/---

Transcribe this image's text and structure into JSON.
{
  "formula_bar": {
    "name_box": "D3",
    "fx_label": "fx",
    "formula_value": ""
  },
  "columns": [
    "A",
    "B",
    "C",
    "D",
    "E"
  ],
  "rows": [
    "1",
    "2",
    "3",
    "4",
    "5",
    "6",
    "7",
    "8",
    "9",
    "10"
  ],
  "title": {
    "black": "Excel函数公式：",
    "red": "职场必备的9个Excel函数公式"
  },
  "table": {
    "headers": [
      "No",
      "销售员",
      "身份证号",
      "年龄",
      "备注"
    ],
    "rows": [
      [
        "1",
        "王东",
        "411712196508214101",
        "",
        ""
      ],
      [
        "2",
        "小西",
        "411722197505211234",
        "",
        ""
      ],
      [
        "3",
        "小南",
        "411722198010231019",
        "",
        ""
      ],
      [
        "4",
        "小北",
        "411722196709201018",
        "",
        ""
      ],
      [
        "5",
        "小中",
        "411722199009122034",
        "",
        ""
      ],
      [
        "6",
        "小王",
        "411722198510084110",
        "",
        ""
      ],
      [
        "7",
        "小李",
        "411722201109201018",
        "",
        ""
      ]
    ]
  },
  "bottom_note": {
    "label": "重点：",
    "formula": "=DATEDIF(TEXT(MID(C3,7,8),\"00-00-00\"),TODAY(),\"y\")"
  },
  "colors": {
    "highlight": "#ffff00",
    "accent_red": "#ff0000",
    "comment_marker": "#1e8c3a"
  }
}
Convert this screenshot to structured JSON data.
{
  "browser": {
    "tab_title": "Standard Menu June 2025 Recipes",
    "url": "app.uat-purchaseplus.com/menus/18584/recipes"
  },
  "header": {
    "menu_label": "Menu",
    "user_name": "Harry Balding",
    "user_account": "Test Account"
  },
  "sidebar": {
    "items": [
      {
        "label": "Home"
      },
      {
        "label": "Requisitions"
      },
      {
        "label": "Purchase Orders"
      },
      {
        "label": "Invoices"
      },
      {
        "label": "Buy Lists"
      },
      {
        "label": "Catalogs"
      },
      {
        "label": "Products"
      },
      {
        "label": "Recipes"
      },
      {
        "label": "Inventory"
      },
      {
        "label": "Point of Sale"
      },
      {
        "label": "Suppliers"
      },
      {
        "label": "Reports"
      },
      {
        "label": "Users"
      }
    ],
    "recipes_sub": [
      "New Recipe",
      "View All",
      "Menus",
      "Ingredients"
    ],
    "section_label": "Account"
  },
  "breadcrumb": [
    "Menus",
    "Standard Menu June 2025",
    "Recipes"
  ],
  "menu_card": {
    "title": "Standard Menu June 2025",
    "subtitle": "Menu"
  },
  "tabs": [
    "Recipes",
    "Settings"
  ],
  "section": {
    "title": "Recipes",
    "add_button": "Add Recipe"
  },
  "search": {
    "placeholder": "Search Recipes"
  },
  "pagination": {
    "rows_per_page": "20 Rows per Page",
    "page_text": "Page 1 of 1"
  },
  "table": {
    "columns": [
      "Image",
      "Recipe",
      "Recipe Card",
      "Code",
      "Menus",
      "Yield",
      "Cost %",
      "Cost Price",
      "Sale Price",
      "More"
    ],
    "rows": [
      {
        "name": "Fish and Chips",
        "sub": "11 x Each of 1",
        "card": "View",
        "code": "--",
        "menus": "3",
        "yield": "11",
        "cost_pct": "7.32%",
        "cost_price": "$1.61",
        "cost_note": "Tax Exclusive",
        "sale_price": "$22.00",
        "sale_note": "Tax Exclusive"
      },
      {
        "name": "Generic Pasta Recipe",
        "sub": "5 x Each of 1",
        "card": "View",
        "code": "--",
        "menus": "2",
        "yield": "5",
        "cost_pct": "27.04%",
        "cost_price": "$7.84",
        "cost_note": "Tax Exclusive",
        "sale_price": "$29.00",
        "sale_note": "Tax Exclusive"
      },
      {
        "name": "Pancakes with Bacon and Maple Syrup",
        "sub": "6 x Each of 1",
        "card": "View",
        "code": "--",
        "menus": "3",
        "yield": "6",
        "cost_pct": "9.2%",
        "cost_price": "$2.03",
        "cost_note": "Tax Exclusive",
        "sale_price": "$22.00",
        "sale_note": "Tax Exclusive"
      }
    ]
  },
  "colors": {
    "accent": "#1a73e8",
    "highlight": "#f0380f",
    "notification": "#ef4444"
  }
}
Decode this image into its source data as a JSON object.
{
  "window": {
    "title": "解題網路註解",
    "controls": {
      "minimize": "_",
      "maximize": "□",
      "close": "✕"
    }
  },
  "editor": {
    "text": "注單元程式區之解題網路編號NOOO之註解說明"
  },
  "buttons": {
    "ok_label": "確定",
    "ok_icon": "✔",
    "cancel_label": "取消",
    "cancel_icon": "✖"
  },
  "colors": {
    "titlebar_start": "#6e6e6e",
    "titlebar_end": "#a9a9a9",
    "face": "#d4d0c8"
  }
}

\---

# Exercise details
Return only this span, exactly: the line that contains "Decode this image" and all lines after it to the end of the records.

# Result for this exercise
Decode this image into its source data as a JSON object.
{
  "window": {
    "title": "解題網路註解",
    "controls": {
      "minimize": "_",
      "maximize": "□",
      "close": "✕"
    }
  },
  "editor": {
    "text": "注單元程式區之解題網路編號NOOO之註解說明"
  },
  "buttons": {
    "ok_label": "確定",
    "ok_icon": "✔",
    "cancel_label": "取消",
    "cancel_icon": "✖"
  },
  "colors": {
    "titlebar_start": "#6e6e6e",
    "titlebar_end": "#a9a9a9",
    "face": "#d4d0c8"
  }
}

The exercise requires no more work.